Website and app data records
•••••

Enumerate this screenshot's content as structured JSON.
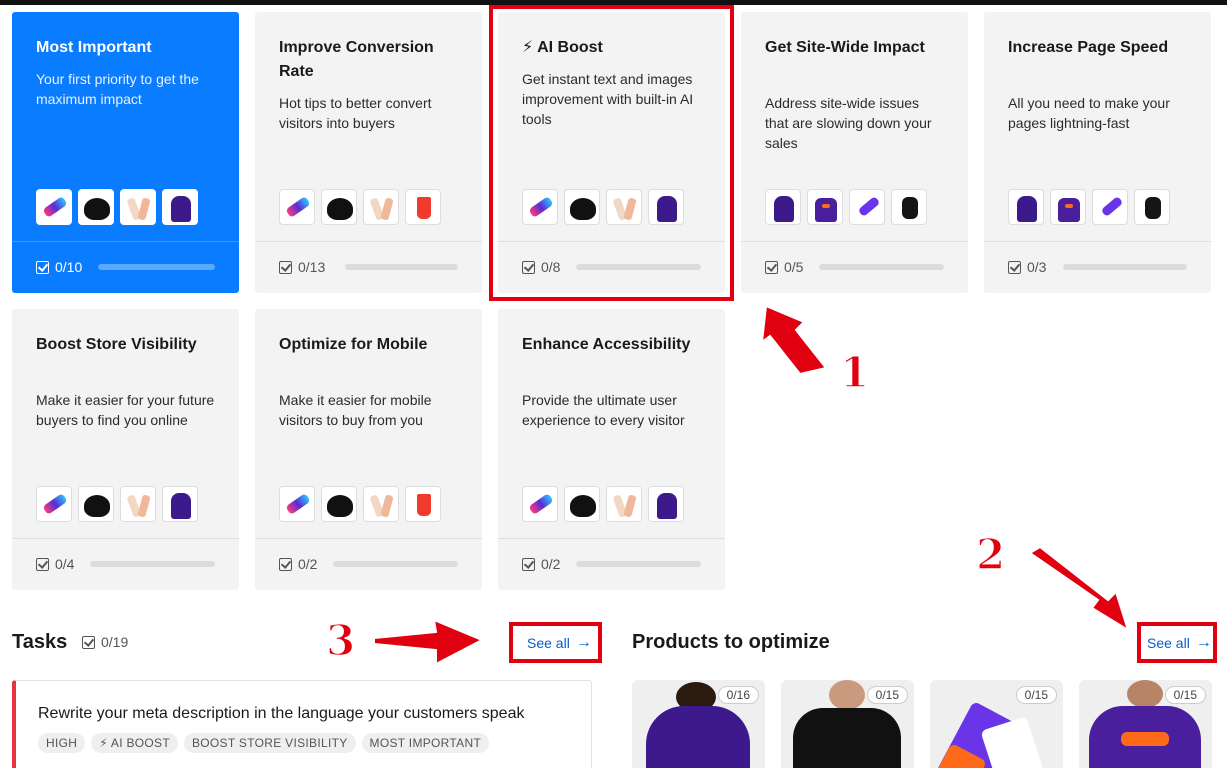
{
  "cards": [
    {
      "title": "Most Important",
      "desc": "Your first priority to get the maximum impact",
      "count": "0/10",
      "active": true
    },
    {
      "title": "Improve Conversion Rate",
      "desc": "Hot tips to better convert visitors into buyers",
      "count": "0/13"
    },
    {
      "title": "⚡ AI Boost",
      "desc": "Get instant text and images improvement with built-in AI tools",
      "count": "0/8"
    },
    {
      "title": "Get Site-Wide Impact",
      "desc": "Address site-wide issues that are slowing down your sales",
      "count": "0/5"
    },
    {
      "title": "Increase Page Speed",
      "desc": "All you need to make your pages lightning-fast",
      "count": "0/3"
    },
    {
      "title": "Boost Store Visibility",
      "desc": "Make it easier for your future buyers to find you online",
      "count": "0/4"
    },
    {
      "title": "Optimize for Mobile",
      "desc": "Make it easier for mobile visitors to buy from you",
      "count": "0/2"
    },
    {
      "title": "Enhance Accessibility",
      "desc": "Provide the ultimate user experience to every visitor",
      "count": "0/2"
    }
  ],
  "annotations": {
    "n1": "1",
    "n2": "2",
    "n3": "3"
  },
  "tasks": {
    "title": "Tasks",
    "count": "0/19",
    "see_all": "See all",
    "first_task": {
      "title": "Rewrite your meta description in the language your customers speak",
      "tags": [
        "HIGH",
        "⚡ AI BOOST",
        "BOOST STORE VISIBILITY",
        "MOST IMPORTANT"
      ]
    }
  },
  "products": {
    "title": "Products to optimize",
    "see_all": "See all",
    "items": [
      {
        "badge": "0/16",
        "image": "purple-hoodie"
      },
      {
        "badge": "0/15",
        "image": "black-polo-shirt"
      },
      {
        "badge": "0/15",
        "image": "gift-card"
      },
      {
        "badge": "0/15",
        "image": "purple-sweatshirt"
      }
    ]
  },
  "colors": {
    "accent": "#0a7cff",
    "annotation": "#e00010",
    "task_priority": "#e8343c",
    "link": "#0a5cc8"
  }
}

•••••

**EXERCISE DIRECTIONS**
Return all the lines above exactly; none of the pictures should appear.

**FINISHED TASK**
Enumerate this screenshot's content as structured JSON.
{
  "cards": [
    {
      "title": "Most Important",
      "desc": "Your first priority to get the maximum impact",
      "count": "0/10",
      "active": true
    },
    {
      "title": "Improve Conversion Rate",
      "desc": "Hot tips to better convert visitors into buyers",
      "count": "0/13"
    },
    {
      "title": "⚡ AI Boost",
      "desc": "Get instant text and images improvement with built-in AI tools",
      "count": "0/8"
    },
    {
      "title": "Get Site-Wide Impact",
      "desc": "Address site-wide issues that are slowing down your sales",
      "count": "0/5"
    },
    {
      "title": "Increase Page Speed",
      "desc": "All you need to make your pages lightning-fast",
      "count": "0/3"
    },
    {
      "title": "Boost Store Visibility",
      "desc": "Make it easier for your future buyers to find you online",
      "count": "0/4"
    },
    {
      "title": "Optimize for Mobile",
      "desc": "Make it easier for mobile visitors to buy from you",
      "count": "0/2"
    },
    {
      "title": "Enhance Accessibility",
      "desc": "Provide the ultimate user experience to every visitor",
      "count": "0/2"
    }
  ],
  "annotations": {
    "n1": "1",
    "n2": "2",
    "n3": "3"
  },
  "tasks": {
    "title": "Tasks",
    "count": "0/19",
    "see_all": "See all",
    "first_task": {
      "title": "Rewrite your meta description in the language your customers speak",
      "tags": [
        "HIGH",
        "⚡ AI BOOST",
        "BOOST STORE VISIBILITY",
        "MOST IMPORTANT"
      ]
    }
  },
  "products": {
    "title": "Products to optimize",
    "see_all": "See all",
    "items": [
      {
        "badge": "0/16",
        "image": "purple-hoodie"
      },
      {
        "badge": "0/15",
        "image": "black-polo-shirt"
      },
      {
        "badge": "0/15",
        "image": "gift-card"
      },
      {
        "badge": "0/15",
        "image": "purple-sweatshirt"
      }
    ]
  },
  "colors": {
    "accent": "#0a7cff",
    "annotation": "#e00010",
    "task_priority": "#e8343c",
    "link": "#0a5cc8"
  }
}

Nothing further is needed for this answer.